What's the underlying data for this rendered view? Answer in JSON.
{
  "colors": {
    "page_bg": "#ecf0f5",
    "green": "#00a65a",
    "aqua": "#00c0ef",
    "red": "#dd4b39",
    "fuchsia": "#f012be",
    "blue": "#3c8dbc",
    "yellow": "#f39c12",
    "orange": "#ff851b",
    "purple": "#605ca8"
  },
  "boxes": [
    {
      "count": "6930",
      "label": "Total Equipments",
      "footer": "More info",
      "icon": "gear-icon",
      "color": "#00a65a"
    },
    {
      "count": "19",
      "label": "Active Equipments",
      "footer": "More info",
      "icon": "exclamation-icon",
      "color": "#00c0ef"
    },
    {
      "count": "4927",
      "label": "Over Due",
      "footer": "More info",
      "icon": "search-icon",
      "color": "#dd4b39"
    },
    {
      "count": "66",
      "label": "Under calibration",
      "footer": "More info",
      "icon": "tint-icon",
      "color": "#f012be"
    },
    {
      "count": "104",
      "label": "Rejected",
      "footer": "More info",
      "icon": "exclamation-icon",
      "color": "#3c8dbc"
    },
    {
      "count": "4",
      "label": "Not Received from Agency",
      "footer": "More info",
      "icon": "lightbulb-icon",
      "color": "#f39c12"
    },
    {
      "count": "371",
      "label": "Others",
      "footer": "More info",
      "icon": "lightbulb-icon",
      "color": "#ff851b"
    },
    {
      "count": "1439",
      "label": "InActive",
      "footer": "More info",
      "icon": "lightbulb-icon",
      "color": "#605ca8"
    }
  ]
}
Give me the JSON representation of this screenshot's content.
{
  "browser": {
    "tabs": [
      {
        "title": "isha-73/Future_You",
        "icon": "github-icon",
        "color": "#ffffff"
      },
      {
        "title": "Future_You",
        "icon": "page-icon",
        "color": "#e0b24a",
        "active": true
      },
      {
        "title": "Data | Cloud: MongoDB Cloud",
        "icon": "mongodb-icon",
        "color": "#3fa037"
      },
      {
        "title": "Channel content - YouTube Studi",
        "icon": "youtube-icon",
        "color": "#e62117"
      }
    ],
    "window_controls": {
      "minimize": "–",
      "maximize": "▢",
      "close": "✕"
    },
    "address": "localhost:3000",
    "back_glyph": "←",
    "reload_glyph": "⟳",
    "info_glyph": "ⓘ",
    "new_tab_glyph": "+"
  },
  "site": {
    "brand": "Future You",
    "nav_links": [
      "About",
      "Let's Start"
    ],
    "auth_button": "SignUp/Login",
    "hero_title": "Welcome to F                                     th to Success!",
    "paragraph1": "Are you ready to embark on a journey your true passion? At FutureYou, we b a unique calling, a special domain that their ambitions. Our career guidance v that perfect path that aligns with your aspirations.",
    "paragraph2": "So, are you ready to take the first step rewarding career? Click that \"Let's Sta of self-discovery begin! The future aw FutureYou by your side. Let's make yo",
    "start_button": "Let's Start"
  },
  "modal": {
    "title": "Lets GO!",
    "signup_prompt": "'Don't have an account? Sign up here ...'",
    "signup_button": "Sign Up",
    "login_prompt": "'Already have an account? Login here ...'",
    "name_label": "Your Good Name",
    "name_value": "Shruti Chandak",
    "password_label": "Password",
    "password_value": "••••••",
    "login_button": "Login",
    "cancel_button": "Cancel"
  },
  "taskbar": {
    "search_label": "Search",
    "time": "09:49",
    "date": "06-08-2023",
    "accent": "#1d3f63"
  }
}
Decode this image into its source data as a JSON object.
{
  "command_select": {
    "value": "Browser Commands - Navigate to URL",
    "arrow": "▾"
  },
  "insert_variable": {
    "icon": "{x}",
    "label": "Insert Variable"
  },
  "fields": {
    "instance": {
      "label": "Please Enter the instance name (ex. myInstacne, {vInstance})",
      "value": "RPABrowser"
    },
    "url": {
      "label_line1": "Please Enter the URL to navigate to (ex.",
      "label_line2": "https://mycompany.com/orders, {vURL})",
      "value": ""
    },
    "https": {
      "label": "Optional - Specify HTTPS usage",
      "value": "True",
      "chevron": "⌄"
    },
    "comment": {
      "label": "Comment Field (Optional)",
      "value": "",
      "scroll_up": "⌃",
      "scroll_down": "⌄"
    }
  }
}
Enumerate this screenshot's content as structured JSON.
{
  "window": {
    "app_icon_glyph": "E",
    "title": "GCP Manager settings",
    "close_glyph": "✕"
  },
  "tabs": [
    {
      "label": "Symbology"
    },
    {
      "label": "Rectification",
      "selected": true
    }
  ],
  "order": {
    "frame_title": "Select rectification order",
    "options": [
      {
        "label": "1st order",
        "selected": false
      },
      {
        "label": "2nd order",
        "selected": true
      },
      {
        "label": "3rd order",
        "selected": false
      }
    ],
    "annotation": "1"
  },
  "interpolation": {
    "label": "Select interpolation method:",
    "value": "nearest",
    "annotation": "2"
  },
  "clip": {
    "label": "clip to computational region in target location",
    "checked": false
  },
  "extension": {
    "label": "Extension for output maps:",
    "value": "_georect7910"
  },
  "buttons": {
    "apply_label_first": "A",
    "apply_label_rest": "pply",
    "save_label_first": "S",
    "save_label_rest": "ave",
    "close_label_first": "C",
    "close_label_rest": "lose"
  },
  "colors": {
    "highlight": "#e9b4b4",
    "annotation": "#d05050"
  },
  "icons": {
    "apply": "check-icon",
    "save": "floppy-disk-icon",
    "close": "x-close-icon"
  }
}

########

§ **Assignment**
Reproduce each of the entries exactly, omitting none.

§ **Answer to this problem**
What's the underlying data for this rendered view? Answer in JSON.
{
  "colors": {
    "page_bg": "#ecf0f5",
    "green": "#00a65a",
    "aqua": "#00c0ef",
    "red": "#dd4b39",
    "fuchsia": "#f012be",
    "blue": "#3c8dbc",
    "yellow": "#f39c12",
    "orange": "#ff851b",
    "purple": "#605ca8"
  },
  "boxes": [
    {
      "count": "6930",
      "label": "Total Equipments",
      "footer": "More info",
      "icon": "gear-icon",
      "color": "#00a65a"
    },
    {
      "count": "19",
      "label": "Active Equipments",
      "footer": "More info",
      "icon": "exclamation-icon",
      "color": "#00c0ef"
    },
    {
      "count": "4927",
      "label": "Over Due",
      "footer": "More info",
      "icon": "search-icon",
      "color": "#dd4b39"
    },
    {
      "count": "66",
      "label": "Under calibration",
      "footer": "More info",
      "icon": "tint-icon",
      "color": "#f012be"
    },
    {
      "count": "104",
      "label": "Rejected",
      "footer": "More info",
      "icon": "exclamation-icon",
      "color": "#3c8dbc"
    },
    {
      "count": "4",
      "label": "Not Received from Agency",
      "footer": "More info",
      "icon": "lightbulb-icon",
      "color": "#f39c12"
    },
    {
      "count": "371",
      "label": "Others",
      "footer": "More info",
      "icon": "lightbulb-icon",
      "color": "#ff851b"
    },
    {
      "count": "1439",
      "label": "InActive",
      "footer": "More info",
      "icon": "lightbulb-icon",
      "color": "#605ca8"
    }
  ]
}
Give me the JSON representation of this screenshot's content.
{
  "browser": {
    "tabs": [
      {
        "title": "isha-73/Future_You",
        "icon": "github-icon",
        "color": "#ffffff"
      },
      {
        "title": "Future_You",
        "icon": "page-icon",
        "color": "#e0b24a",
        "active": true
      },
      {
        "title": "Data | Cloud: MongoDB Cloud",
        "icon": "mongodb-icon",
        "color": "#3fa037"
      },
      {
        "title": "Channel content - YouTube Studi",
        "icon": "youtube-icon",
        "color": "#e62117"
      }
    ],
    "window_controls": {
      "minimize": "–",
      "maximize": "▢",
      "close": "✕"
    },
    "address": "localhost:3000",
    "back_glyph": "←",
    "reload_glyph": "⟳",
    "info_glyph": "ⓘ",
    "new_tab_glyph": "+"
  },
  "site": {
    "brand": "Future You",
    "nav_links": [
      "About",
      "Let's Start"
    ],
    "auth_button": "SignUp/Login",
    "hero_title": "Welcome to F                                     th to Success!",
    "paragraph1": "Are you ready to embark on a journey your true passion? At FutureYou, we b a unique calling, a special domain that their ambitions. Our career guidance v that perfect path that aligns with your aspirations.",
    "paragraph2": "So, are you ready to take the first step rewarding career? Click that \"Let's Sta of self-discovery begin! The future aw FutureYou by your side. Let's make yo",
    "start_button": "Let's Start"
  },
  "modal": {
    "title": "Lets GO!",
    "signup_prompt": "'Don't have an account? Sign up here ...'",
    "signup_button": "Sign Up",
    "login_prompt": "'Already have an account? Login here ...'",
    "name_label": "Your Good Name",
    "name_value": "Shruti Chandak",
    "password_label": "Password",
    "password_value": "••••••",
    "login_button": "Login",
    "cancel_button": "Cancel"
  },
  "taskbar": {
    "search_label": "Search",
    "time": "09:49",
    "date": "06-08-2023",
    "accent": "#1d3f63"
  }
}
Decode this image into its source data as a JSON object.
{
  "command_select": {
    "value": "Browser Commands - Navigate to URL",
    "arrow": "▾"
  },
  "insert_variable": {
    "icon": "{x}",
    "label": "Insert Variable"
  },
  "fields": {
    "instance": {
      "label": "Please Enter the instance name (ex. myInstacne, {vInstance})",
      "value": "RPABrowser"
    },
    "url": {
      "label_line1": "Please Enter the URL to navigate to (ex.",
      "label_line2": "https://mycompany.com/orders, {vURL})",
      "value": ""
    },
    "https": {
      "label": "Optional - Specify HTTPS usage",
      "value": "True",
      "chevron": "⌄"
    },
    "comment": {
      "label": "Comment Field (Optional)",
      "value": "",
      "scroll_up": "⌃",
      "scroll_down": "⌄"
    }
  }
}
Enumerate this screenshot's content as structured JSON.
{
  "window": {
    "app_icon_glyph": "E",
    "title": "GCP Manager settings",
    "close_glyph": "✕"
  },
  "tabs": [
    {
      "label": "Symbology"
    },
    {
      "label": "Rectification",
      "selected": true
    }
  ],
  "order": {
    "frame_title": "Select rectification order",
    "options": [
      {
        "label": "1st order",
        "selected": false
      },
      {
        "label": "2nd order",
        "selected": true
      },
      {
        "label": "3rd order",
        "selected": false
      }
    ],
    "annotation": "1"
  },
  "interpolation": {
    "label": "Select interpolation method:",
    "value": "nearest",
    "annotation": "2"
  },
  "clip": {
    "label": "clip to computational region in target location",
    "checked": false
  },
  "extension": {
    "label": "Extension for output maps:",
    "value": "_georect7910"
  },
  "buttons": {
    "apply_label_first": "A",
    "apply_label_rest": "pply",
    "save_label_first": "S",
    "save_label_rest": "ave",
    "close_label_first": "C",
    "close_label_rest": "lose"
  },
  "colors": {
    "highlight": "#e9b4b4",
    "annotation": "#d05050"
  },
  "icons": {
    "apply": "check-icon",
    "save": "floppy-disk-icon",
    "close": "x-close-icon"
  }
}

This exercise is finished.